Juul e-cigarettes can stay in the U.S. for now, court rules
Although the Food and Drug Administration ordered Juul Labs to stop selling their e-cigarette products in the U.S. yesterday, the company filed an appeal to stay temporarily
After the Food and Drug Administration banned Juul’s e-cigarettes in the United States on Thursday, the company filed an appeal for a temporary block a day later.
Driving the news: According to CNBC, the FDA said that the e-cigarette company gave “insufficient or conflicting data” on the possible risk of vaping Juul products.
In a statement, however, Juul argues that the company did provide sufficient evidence to the FDA.

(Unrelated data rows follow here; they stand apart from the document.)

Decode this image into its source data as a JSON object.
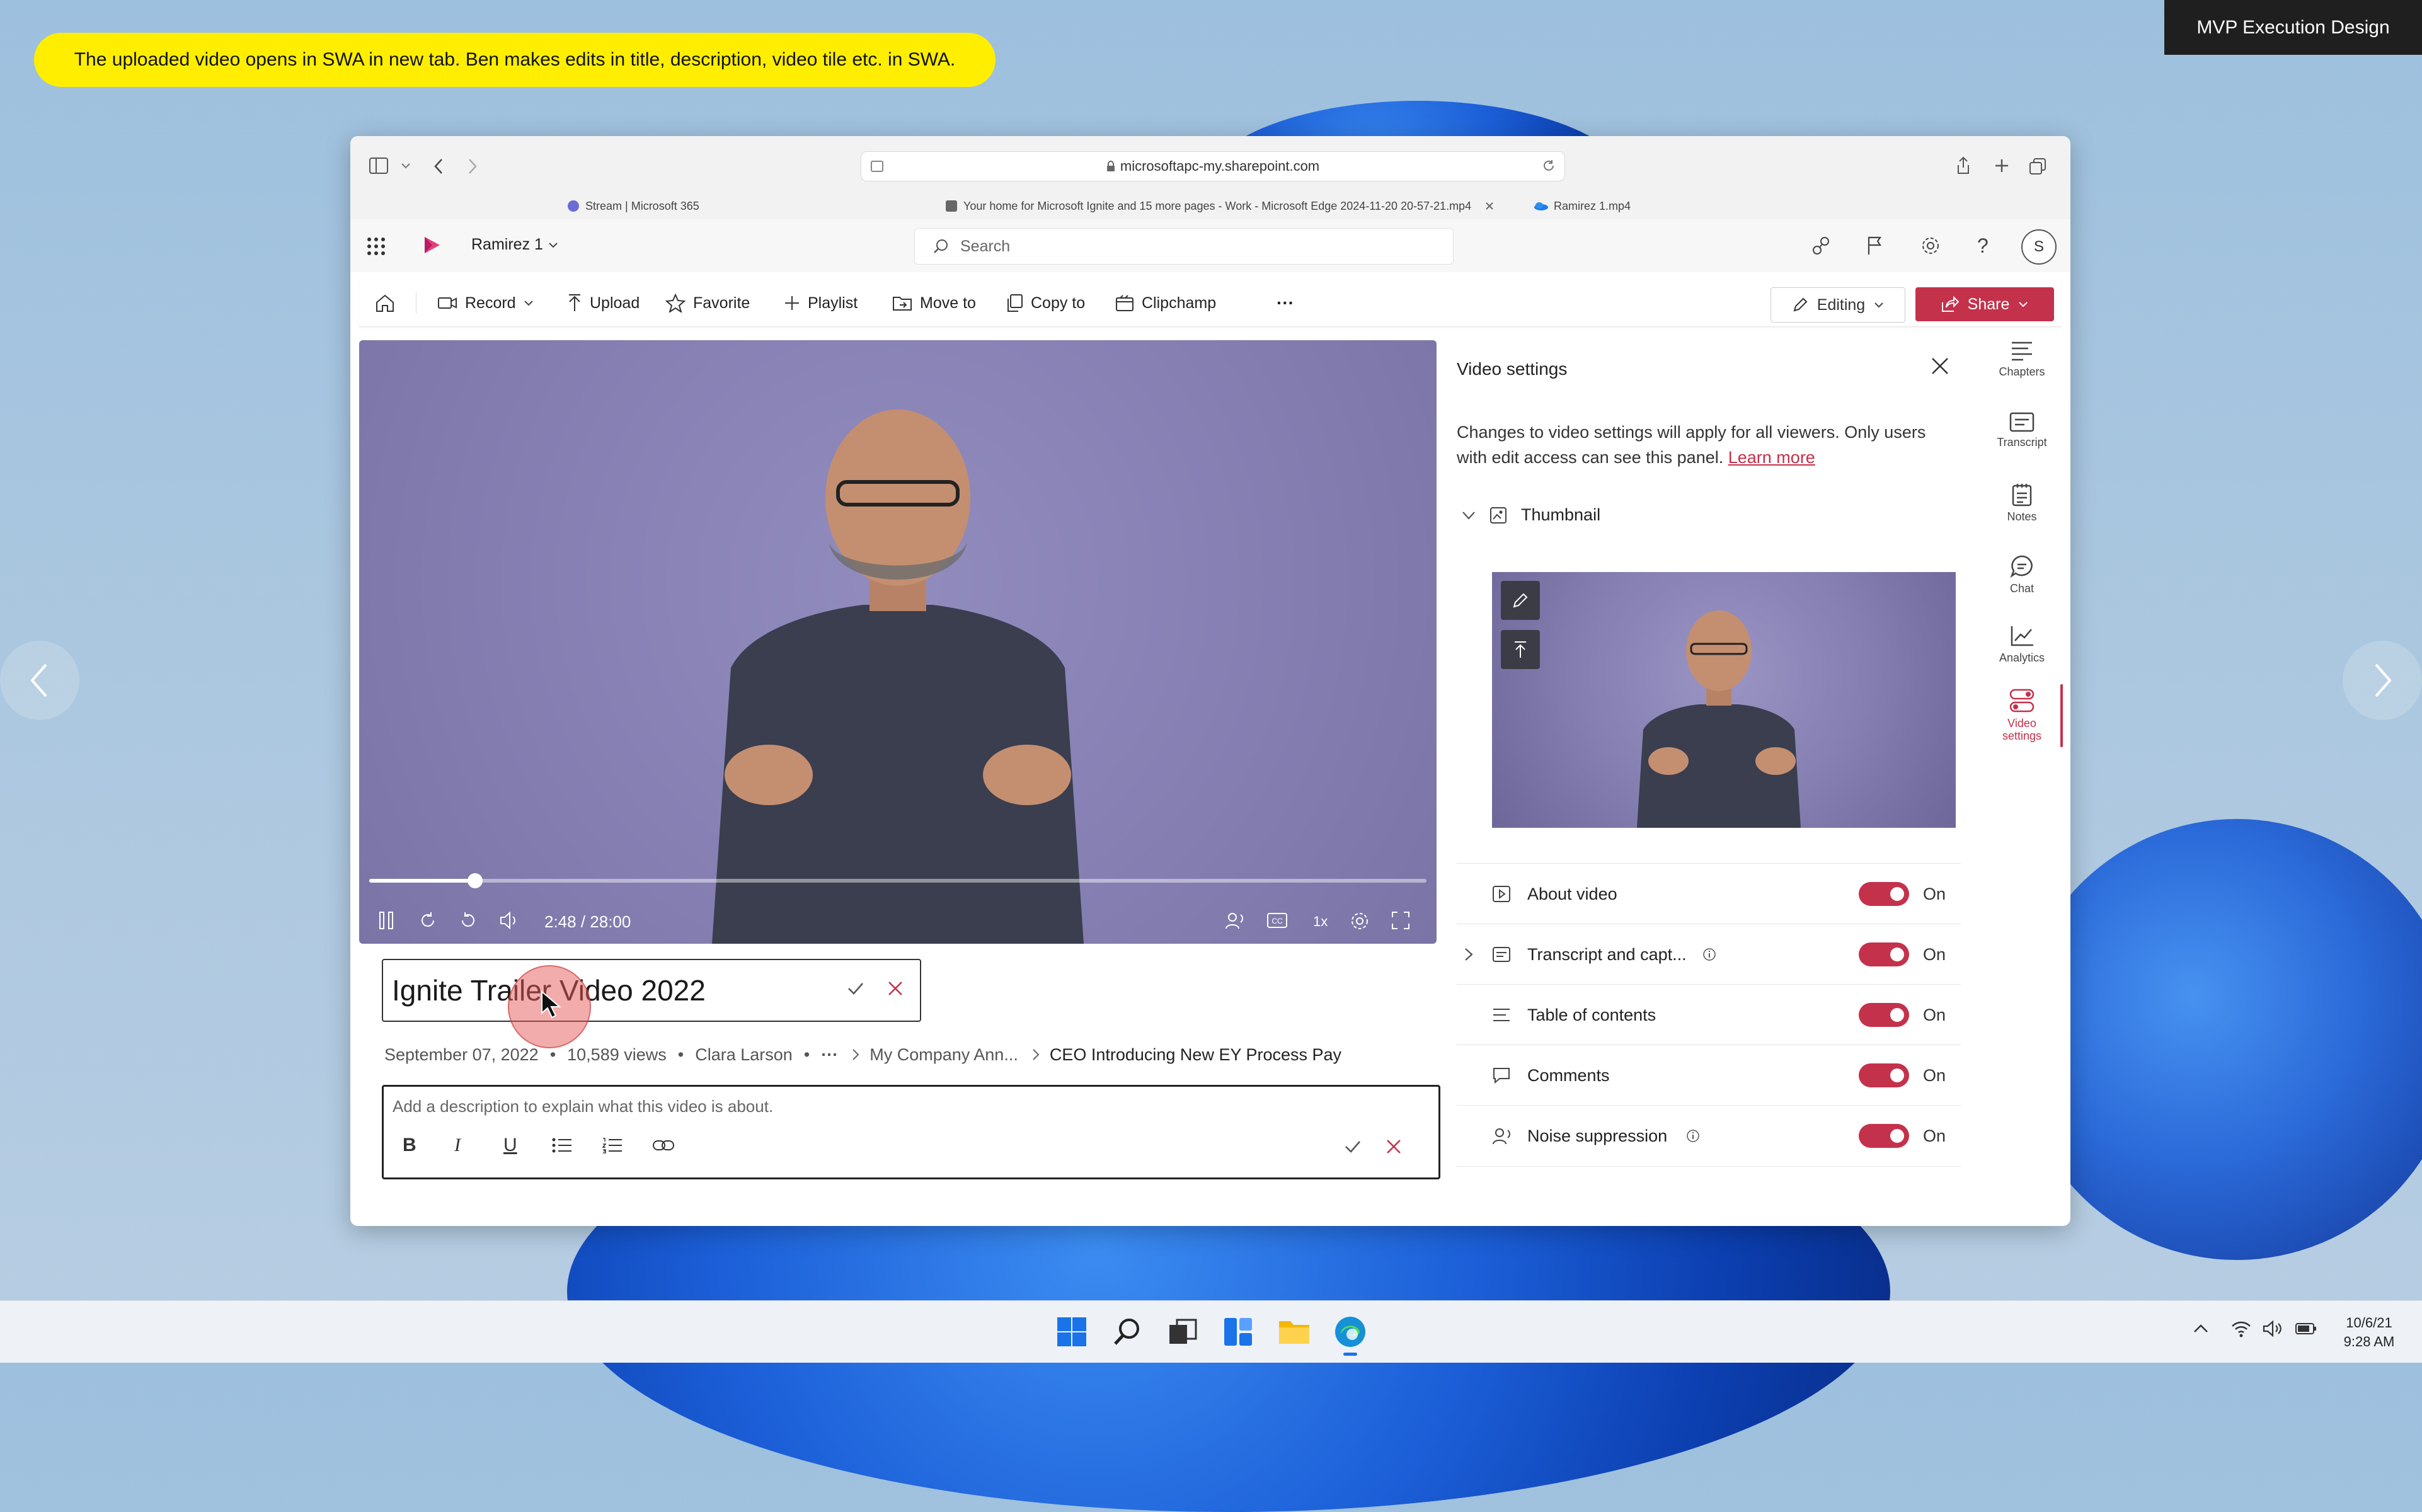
{
  "annotation": {
    "badge": "MVP Execution Design",
    "note": "The uploaded video opens in SWA in new tab. Ben makes edits in title, description, video tile etc. in SWA."
  },
  "browser": {
    "url": "microsoftapc-my.sharepoint.com",
    "tabs": [
      {
        "label": "Stream | Microsoft 365"
      },
      {
        "label": "Your home for Microsoft Ignite and 15 more pages - Work - Microsoft Edge 2024-11-20 20-57-21.mp4"
      },
      {
        "label": "Ramirez 1.mp4"
      }
    ]
  },
  "app": {
    "breadcrumb": "Ramirez 1",
    "search_placeholder": "Search",
    "avatar_initial": "S"
  },
  "commands": {
    "record": "Record",
    "upload": "Upload",
    "favorite": "Favorite",
    "playlist": "Playlist",
    "move_to": "Move to",
    "copy_to": "Copy to",
    "clipchamp": "Clipchamp",
    "more": "···",
    "editing": "Editing",
    "share": "Share"
  },
  "player": {
    "time": "2:48 / 28:00",
    "progress_fraction": 0.1,
    "speed": "1x"
  },
  "video": {
    "title": "Ignite Trailer Video 2022",
    "date": "September 07, 2022",
    "views": "10,589 views",
    "author": "Clara Larson",
    "ellipsis": "···",
    "crumb_1": "My Company Ann...",
    "crumb_2": "CEO Introducing New EY Process Pay",
    "description_placeholder": "Add a description to explain what this video is about."
  },
  "settings_panel": {
    "title": "Video settings",
    "info": "Changes to video settings will apply for all viewers. Only users with edit access can see this panel.",
    "learn_more": "Learn more",
    "thumbnail_label": "Thumbnail",
    "rows": [
      {
        "label": "About video",
        "state": "On"
      },
      {
        "label": "Transcript and capt...",
        "state": "On"
      },
      {
        "label": "Table of contents",
        "state": "On"
      },
      {
        "label": "Comments",
        "state": "On"
      },
      {
        "label": "Noise suppression",
        "state": "On"
      }
    ]
  },
  "rail": [
    {
      "label": "Chapters"
    },
    {
      "label": "Transcript"
    },
    {
      "label": "Notes"
    },
    {
      "label": "Chat"
    },
    {
      "label": "Analytics"
    },
    {
      "label": "Video settings"
    }
  ],
  "taskbar": {
    "date": "10/6/21",
    "time": "9:28 AM"
  },
  "colors": {
    "accent": "#c4314b",
    "note_bg": "#ffee00"
  }
}
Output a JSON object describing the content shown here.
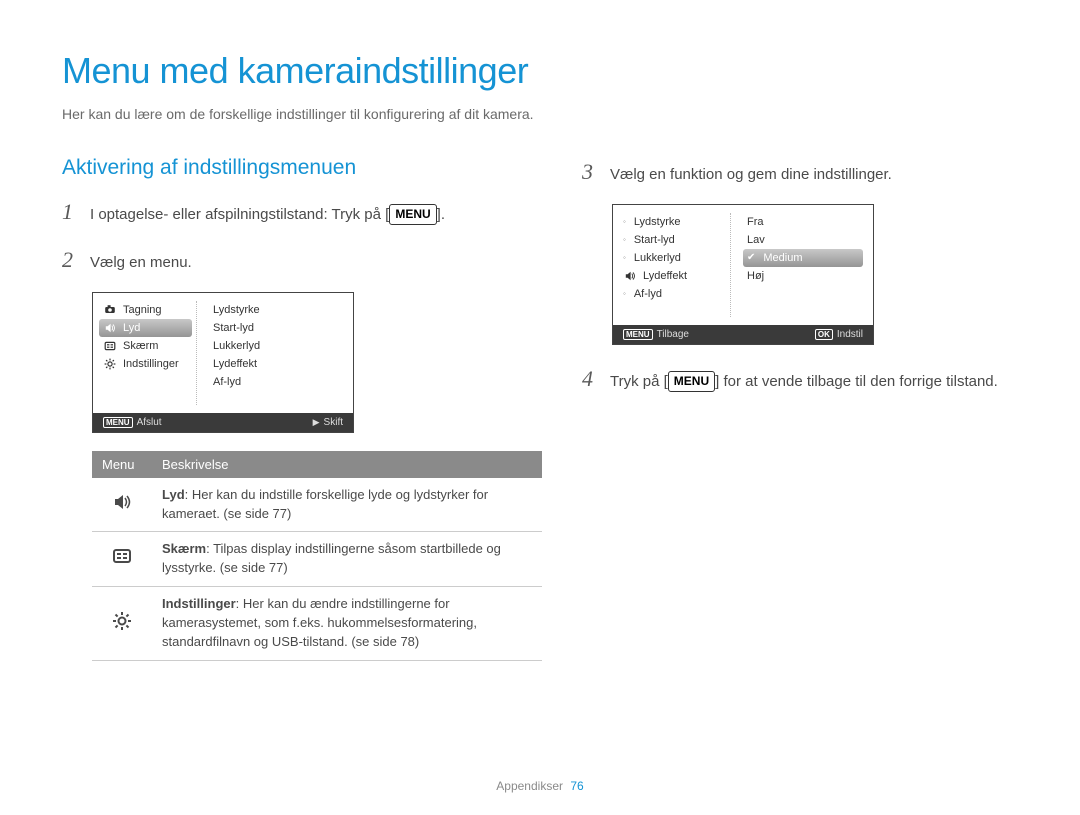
{
  "page_title": "Menu med kameraindstillinger",
  "intro": "Her kan du lære om de forskellige indstillinger til konfigurering af dit kamera.",
  "section_title": "Aktivering af indstillingsmenuen",
  "steps": {
    "s1_pre": "I optagelse- eller afspilningstilstand: Tryk på [",
    "s1_key": "MENU",
    "s1_post": "].",
    "s2": "Vælg en menu.",
    "s3": "Vælg en funktion og gem dine indstillinger.",
    "s4_pre": "Tryk på [",
    "s4_key": "MENU",
    "s4_post": "] for at vende tilbage til den forrige tilstand."
  },
  "lcd1": {
    "left": [
      {
        "icon": "camera",
        "label": "Tagning"
      },
      {
        "icon": "sound",
        "label": "Lyd",
        "selected": true
      },
      {
        "icon": "display",
        "label": "Skærm"
      },
      {
        "icon": "gear",
        "label": "Indstillinger"
      }
    ],
    "right": [
      "Lydstyrke",
      "Start-lyd",
      "Lukkerlyd",
      "Lydeffekt",
      "Af-lyd"
    ],
    "footer_left_key": "MENU",
    "footer_left": "Afslut",
    "footer_right_icon": "▶",
    "footer_right": "Skift"
  },
  "lcd2": {
    "left": [
      {
        "label": "Lydstyrke"
      },
      {
        "label": "Start-lyd"
      },
      {
        "label": "Lukkerlyd"
      },
      {
        "icon": "sound",
        "label": "Lydeffekt"
      },
      {
        "label": "Af-lyd"
      }
    ],
    "right": [
      {
        "label": "Fra"
      },
      {
        "label": "Lav"
      },
      {
        "label": "Medium",
        "selected": true,
        "checked": true
      },
      {
        "label": "Høj"
      }
    ],
    "footer_left_key": "MENU",
    "footer_left": "Tilbage",
    "footer_right_key": "OK",
    "footer_right": "Indstil"
  },
  "table": {
    "head": {
      "c1": "Menu",
      "c2": "Beskrivelse"
    },
    "rows": [
      {
        "icon": "sound",
        "bold": "Lyd",
        "text": ": Her kan du indstille forskellige lyde og lydstyrker for kameraet. (se side 77)"
      },
      {
        "icon": "display",
        "bold": "Skærm",
        "text": ": Tilpas display indstillingerne såsom startbillede og lysstyrke. (se side 77)"
      },
      {
        "icon": "gear",
        "bold": "Indstillinger",
        "text": ": Her kan du ændre indstillingerne for kamerasystemet, som f.eks. hukommelsesformatering, standardfilnavn og USB-tilstand. (se side 78)"
      }
    ]
  },
  "footer": {
    "label": "Appendikser",
    "page": "76"
  }
}
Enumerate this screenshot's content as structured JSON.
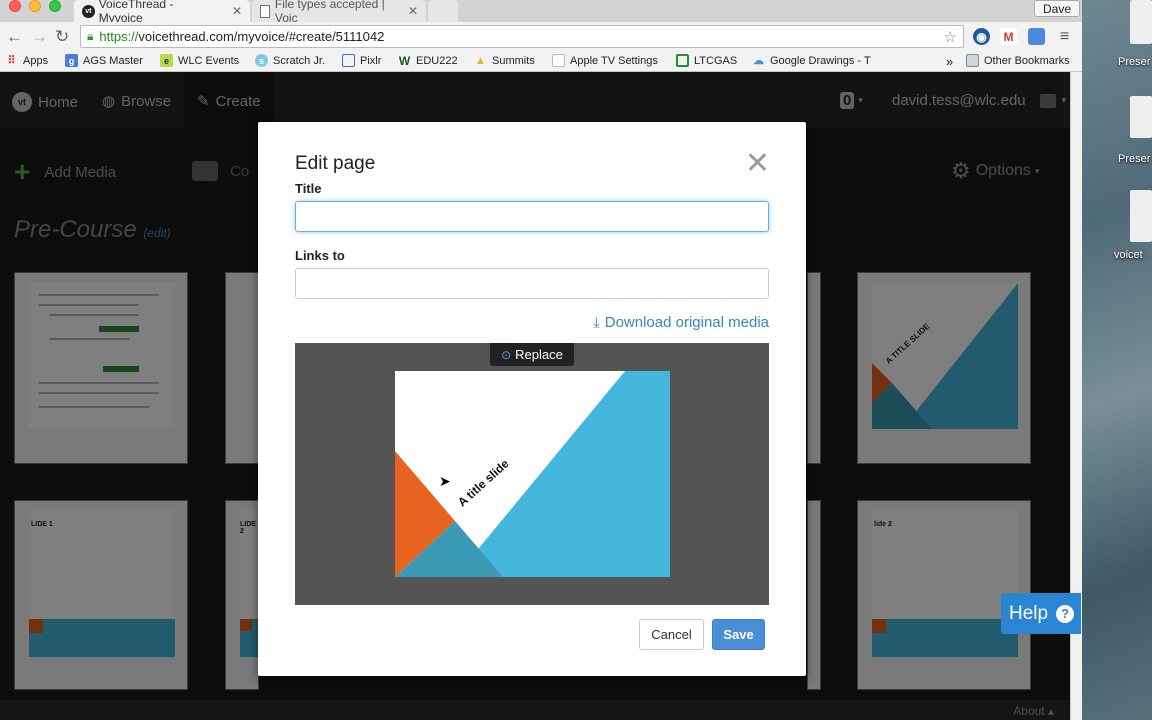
{
  "browser": {
    "tabs": [
      {
        "title": "VoiceThread - Myvoice",
        "active": true
      },
      {
        "title": "File types accepted | Voic",
        "active": false
      }
    ],
    "profile_name": "Dave",
    "url_scheme": "https://",
    "url_rest": "voicethread.com/myvoice/#create/5111042",
    "bookmarks": [
      {
        "label": "Apps",
        "icon": "apps-grid-icon"
      },
      {
        "label": "AGS Master",
        "icon": "google-icon"
      },
      {
        "label": "WLC Events",
        "icon": "events-icon"
      },
      {
        "label": "Scratch Jr.",
        "icon": "scratch-icon"
      },
      {
        "label": "Pixlr",
        "icon": "pixlr-icon"
      },
      {
        "label": "EDU222",
        "icon": "w-icon"
      },
      {
        "label": "Summits",
        "icon": "drive-icon"
      },
      {
        "label": "Apple TV Settings",
        "icon": "doc-icon"
      },
      {
        "label": "LTCGAS",
        "icon": "sheet-icon"
      },
      {
        "label": "Google Drawings - T",
        "icon": "drawings-icon"
      }
    ],
    "more_bookmarks": "»",
    "other_bookmarks": "Other Bookmarks"
  },
  "voicethread": {
    "nav": {
      "home": "Home",
      "browse": "Browse",
      "create": "Create",
      "notifications": "0",
      "user_email": "david.tess@wlc.edu"
    },
    "toolbar": {
      "add_media": "Add Media",
      "comment": "Co",
      "options": "Options"
    },
    "thread_title": "Pre-Course",
    "edit_link": "(edit)",
    "slide_labels": [
      "LIDE 1",
      "LIDE 2",
      "lide 2"
    ],
    "footer_about": "About"
  },
  "modal": {
    "title": "Edit page",
    "title_label": "Title",
    "title_value": "",
    "links_label": "Links to",
    "links_value": "",
    "download_link": "Download original media",
    "replace_button": "Replace",
    "slide_text": "A title slide",
    "cancel_button": "Cancel",
    "save_button": "Save"
  },
  "help": {
    "label": "Help"
  },
  "thumb_text": "A TITLE SLIDE",
  "desktop": {
    "labels": [
      "Preser",
      "Preser",
      "voicet"
    ]
  },
  "colors": {
    "accent_blue": "#4a8fd6",
    "slide_teal": "#46b7dc",
    "slide_orange": "#e8631f",
    "slide_dark_teal": "#3d9ab5",
    "help_blue": "#2a86d3"
  }
}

What the FDA said: Dr. Robert M. Califf, the FDA commissioner, said that the agency only wants to ensure that the marketed products “meet our public health standards,” according to a press release.
- “We recognize these make up a significant part of the available products and many have played a disproportionate role in the rise in youth vaping,” the commissioner added.
What Juul said: Joe Murillo, Juul’s chief regulatory officer, said the company chooses to “respectfully disagree” with the agency’s analysis and decision.
- “We intend to seek a stay and are exploring all of our options under the FDA’s regulations and the law,” Murillo said in a statement sent to NPR, “including appealing the decision and engaging with our regulator.”
Juul, in a filing with the U.S. Court of Appeals for the D.C. Circuit, asked to be allowed a stay until it can “file a motion for a stay pending review by Monday,” per CNBC.
The federal appeals court granted Juul’s request to stay the order until the court has time to hear further arguments on the case, per The Hill. The court noted that the temporary order doesn’t reflect the court’s decision on the subject.
Worth noting: The vape company currently has 1,000 employees, mostly in the U.S. and some in Canada, the U.K. and other countries. According to The New York Times, e-cigarettes were freely sold for more than a decade, without the need for FDA authorization, mainly because it did not fall under the agency’s purview.